Stay out of the child actor gossip grapevine. “I tell my clients’ mothers and fathers not to even talk to the other parents at auditions,” says Shulman. Some parents exaggerate their child’s number of callbacks, inflate their resumes or invent opportunities and bookings. Negative conversation and comparison are counterproductive.

Thoroughly research any talent agency that wants to represent your child and be certain who will be working and interacting with her before you sign a contract. Then sign with the best agency possible.

Have your child’s name registered as a website domain as soon as possible to prevent someone from stealing it.

Do your homework on expensive classes or workshops before you commit to them. Make sure they are of value and will be of benefit.

Have professional headshots taken and bring only them to auditions.

Arrive early to the audition. Teach your child to make eye contact with the directors and other professionals, introduce himself or herself, be polite to everyone and say please and thank you.

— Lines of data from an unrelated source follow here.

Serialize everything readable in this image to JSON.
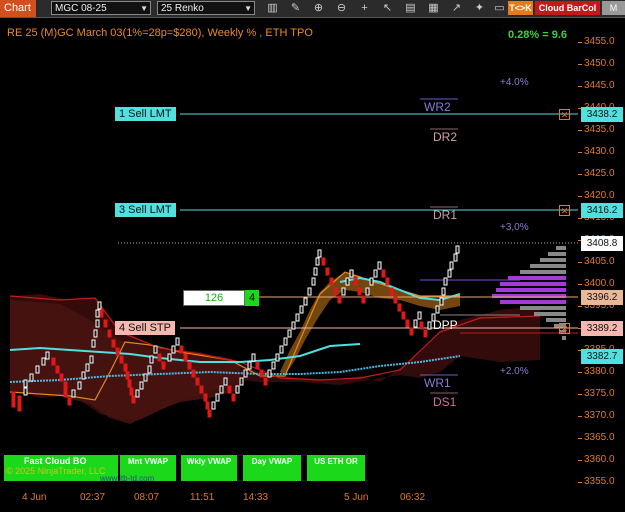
{
  "toolbar": {
    "chart_tab": "Chart",
    "instrument": "MGC 08-25",
    "bar_type": "25 Renko",
    "tk_label": "T<>K",
    "cloud_label": "Cloud BarCol",
    "m_label": "M",
    "icons": [
      "draw-icon",
      "zoom-in-icon",
      "zoom-out-icon",
      "crosshair-icon",
      "pointer-icon",
      "hand-icon",
      "bar-style-icon",
      "indicators-icon",
      "strategy-icon",
      "template-icon"
    ]
  },
  "header": {
    "title": "RE 25 (M)GC March 03(1%=28p=$280), Weekly % , ETH TPO",
    "pct_label": "0.28% = 9.6"
  },
  "levels": {
    "plus4": "+4.0%",
    "wr2": "WR2",
    "dr2": "DR2",
    "dr1": "DR1",
    "plus3": "+3,0%",
    "dpp": "DPP",
    "wr1": "WR1",
    "ds1": "DS1",
    "plus2": "+2.0%"
  },
  "orders": [
    {
      "label": "1 Sell LMT",
      "price": "3438.2"
    },
    {
      "label": "3 Sell LMT",
      "price": "3416.2"
    },
    {
      "label": "4 Sell STP",
      "price": "3389.2"
    }
  ],
  "position": {
    "qty": "126",
    "count": "4",
    "price": "3396.2"
  },
  "price_labels": {
    "last": "3408.8",
    "vwap": "3382.7"
  },
  "y_axis": {
    "ticks": [
      "3455.0",
      "3450.0",
      "3445.0",
      "3440.0",
      "3435.0",
      "3430.0",
      "3425.0",
      "3420.0",
      "3415.0",
      "3410.0",
      "3405.0",
      "3400.0",
      "3395.0",
      "3390.0",
      "3385.0",
      "3380.0",
      "3375.0",
      "3370.0",
      "3365.0",
      "3360.0",
      "3355.0"
    ]
  },
  "x_axis": {
    "ticks": [
      "4 Jun",
      "02:37",
      "08:07",
      "11:51",
      "14:33",
      "5 Jun",
      "06:32"
    ]
  },
  "buttons": {
    "fast_cloud": "Fast Cloud BO",
    "mnt_vwap": "Mnt VWAP",
    "wkly_vwap": "Wkly VWAP",
    "day_vwap": "Day VWAP",
    "us_eth_or": "US ETH OR"
  },
  "footer": {
    "copyright": "© 2025 NinjaTrader, LLC",
    "watermark": "www.itb-td.com"
  },
  "colors": {
    "accent_orange": "#e07a2a",
    "order_cyan": "#4fe0e0",
    "stop_pink": "#f4b8b0",
    "button_green": "#1bd81b",
    "cloud_red": "#c21a1a"
  }
}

Be aware of creepy strangers and overly zealous fans. Screen all fan mail, especially the letters that have a return address of a prison or mental institution. Make sure your phone number and home address are unlisted. Don’t post on online forums about your child to prevent your computer information from being hacked.

Keep the faith. Be positive. Be supportive. Be reassuring.

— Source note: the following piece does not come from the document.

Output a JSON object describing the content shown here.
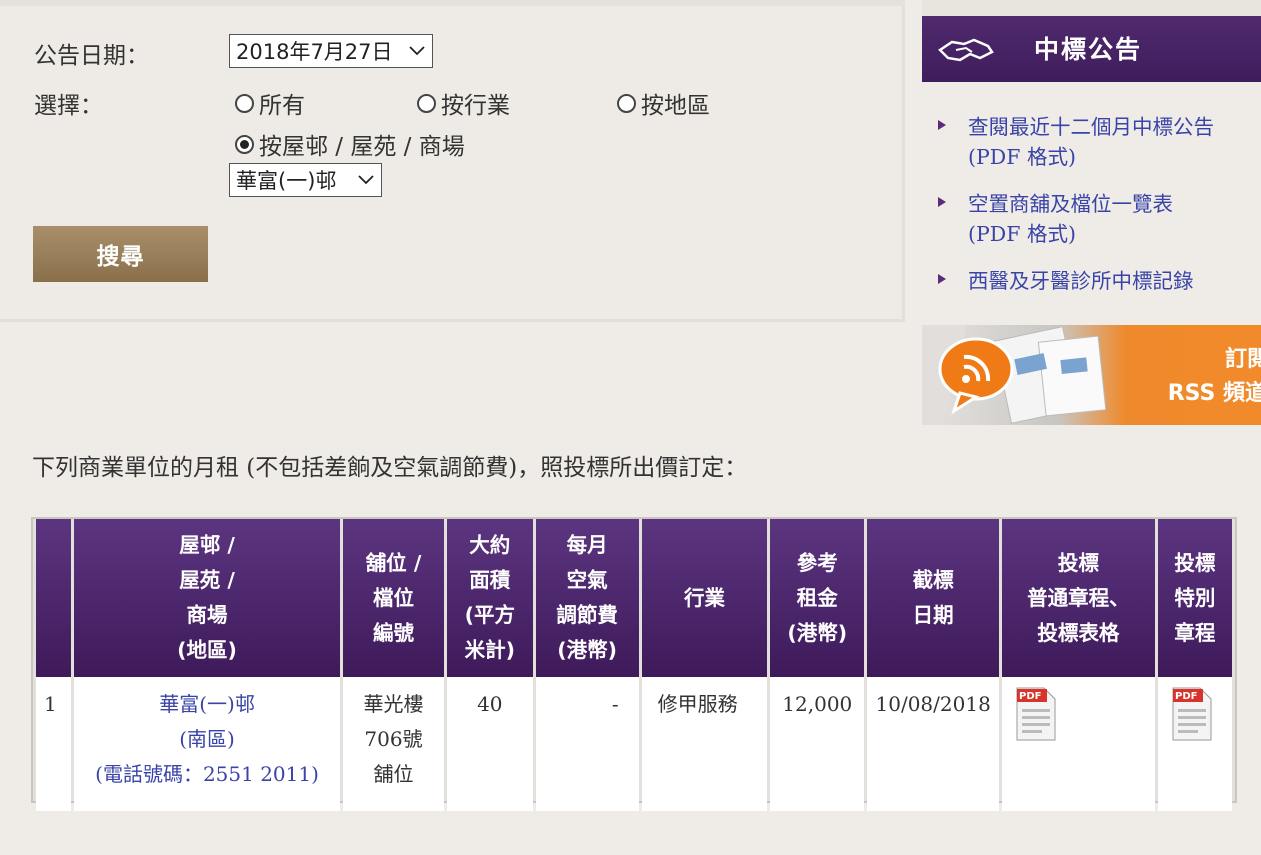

Always remember that protecting your child’s welfare is your job. It’s more important than getting the part.


With TV shows like “Glee,” “Smash” and “The Voice” all the rage and the “High School Musical” movie trilogy dominating the popular culture, kids and teens today consider the performance arts as pretty cool. Parents should know that besides being fun and a big booster in self-confidence, an arts education contributes to better academic achievement and higher scores on standardized tests. If your child would like to step into the spotlight or work behind the scenes, there are plenty of places in New Hampshire to get top-notch training.

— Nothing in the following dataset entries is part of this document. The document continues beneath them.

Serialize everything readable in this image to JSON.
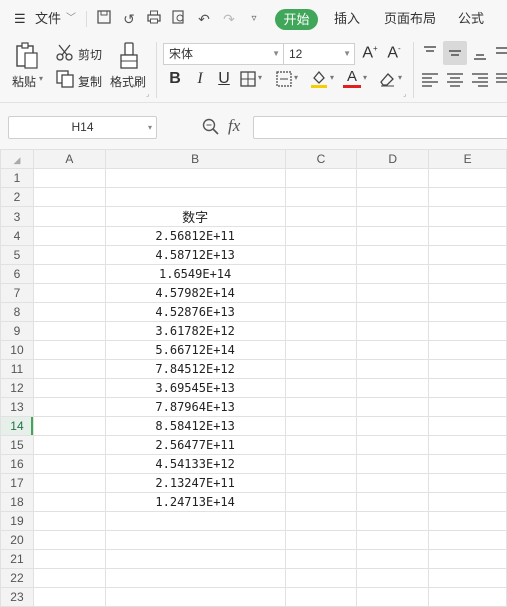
{
  "menubar": {
    "file_label": "文件",
    "tabs": [
      {
        "label": "开始",
        "active": true
      },
      {
        "label": "插入",
        "active": false
      },
      {
        "label": "页面布局",
        "active": false
      },
      {
        "label": "公式",
        "active": false
      }
    ]
  },
  "clipboard": {
    "paste_label": "粘贴",
    "cut_label": "剪切",
    "copy_label": "复制",
    "format_painter_label": "格式刷"
  },
  "font": {
    "family": "宋体",
    "size": "12",
    "font_color": "#e02020",
    "fill_color": "#f5d000"
  },
  "formula_bar": {
    "name_box": "H14",
    "fx_label": "fx",
    "formula_value": ""
  },
  "sheet": {
    "columns": [
      "A",
      "B",
      "C",
      "D",
      "E"
    ],
    "active_row": "14",
    "rows": [
      {
        "num": "1",
        "b": ""
      },
      {
        "num": "2",
        "b": ""
      },
      {
        "num": "3",
        "b": "数字"
      },
      {
        "num": "4",
        "b": "2.56812E+11"
      },
      {
        "num": "5",
        "b": "4.58712E+13"
      },
      {
        "num": "6",
        "b": "1.6549E+14"
      },
      {
        "num": "7",
        "b": "4.57982E+14"
      },
      {
        "num": "8",
        "b": "4.52876E+13"
      },
      {
        "num": "9",
        "b": "3.61782E+12"
      },
      {
        "num": "10",
        "b": "5.66712E+14"
      },
      {
        "num": "11",
        "b": "7.84512E+12"
      },
      {
        "num": "12",
        "b": "3.69545E+13"
      },
      {
        "num": "13",
        "b": "7.87964E+13"
      },
      {
        "num": "14",
        "b": "8.58412E+13"
      },
      {
        "num": "15",
        "b": "2.56477E+11"
      },
      {
        "num": "16",
        "b": "4.54133E+12"
      },
      {
        "num": "17",
        "b": "2.13247E+11"
      },
      {
        "num": "18",
        "b": "1.24713E+14"
      },
      {
        "num": "19",
        "b": ""
      },
      {
        "num": "20",
        "b": ""
      },
      {
        "num": "21",
        "b": ""
      },
      {
        "num": "22",
        "b": ""
      },
      {
        "num": "23",
        "b": ""
      }
    ]
  }
}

670 North Commercial Street
(603) 666-5999
Offering a full year-round curriculum in total theatre arts education and entertainment for all ages, especially 5 and up. Training in stage management, technical design, set design, lighting and costumes can be had.

582 Isaac Frye Highway
(603) 654-2613
An innovative summer youth theatre staging original works performed by local artists. For ages 8 to 18.

23 Wall Street
(603) 228-1196
Called “a home for musical friendships,” they offer individual instruction, ensembles, choruses, summer programs, early childhood programs, music therapy and more.

432 Josiah Bartlett Road
(603) 668-5466
Award-winning children's theatre and vacation camps overseen by one of the state's oldest and most respected community theatre groups.

1 Laker Drive
(603) 250-8065
The junior intern program teaches the process of summer stock first-hand and the kids are featured in the Children’s Series productions while also working under the spotlight or backstage for the main stage performances.

2291 Elm Street
(603) 644-4548
Dedicated to changing lives through the power of learning, sharing and making music with classes and private lessons.

80 Hanover Street
(603) 668-5588
The Palace Teen Company is an elite, audition-only group of 25 students ages 13-18 under the direction of the Palace Professional Department. There is also a pre-teen company. Week-long school vacation and summer theatre camps are held for kids in grades 2 through 8.

14 Court Street
(603) 889-2330
This highly renowned company offers theatre, music and dance classes and workshops for children of every age and talent level year-round.

56 Mount Vernon Street
Milford, (603) 672-1002
Affiliated with the Boys & Girls Club of Souhegan, the all-youth theatrical group produces three main stage productions per year and offers after-school drama programs and a summer camp program.

50 Reservoir Road
Meredith (603) 366-7377
Camps, workshops and auditions for mainstage productions are hosted year-round by this community/professional theatre company that is known as one of the state's cultural gems.

For costs, fees, scholarship availability, faculty, schedules and more detailed information, contact each organization.

Categories: Features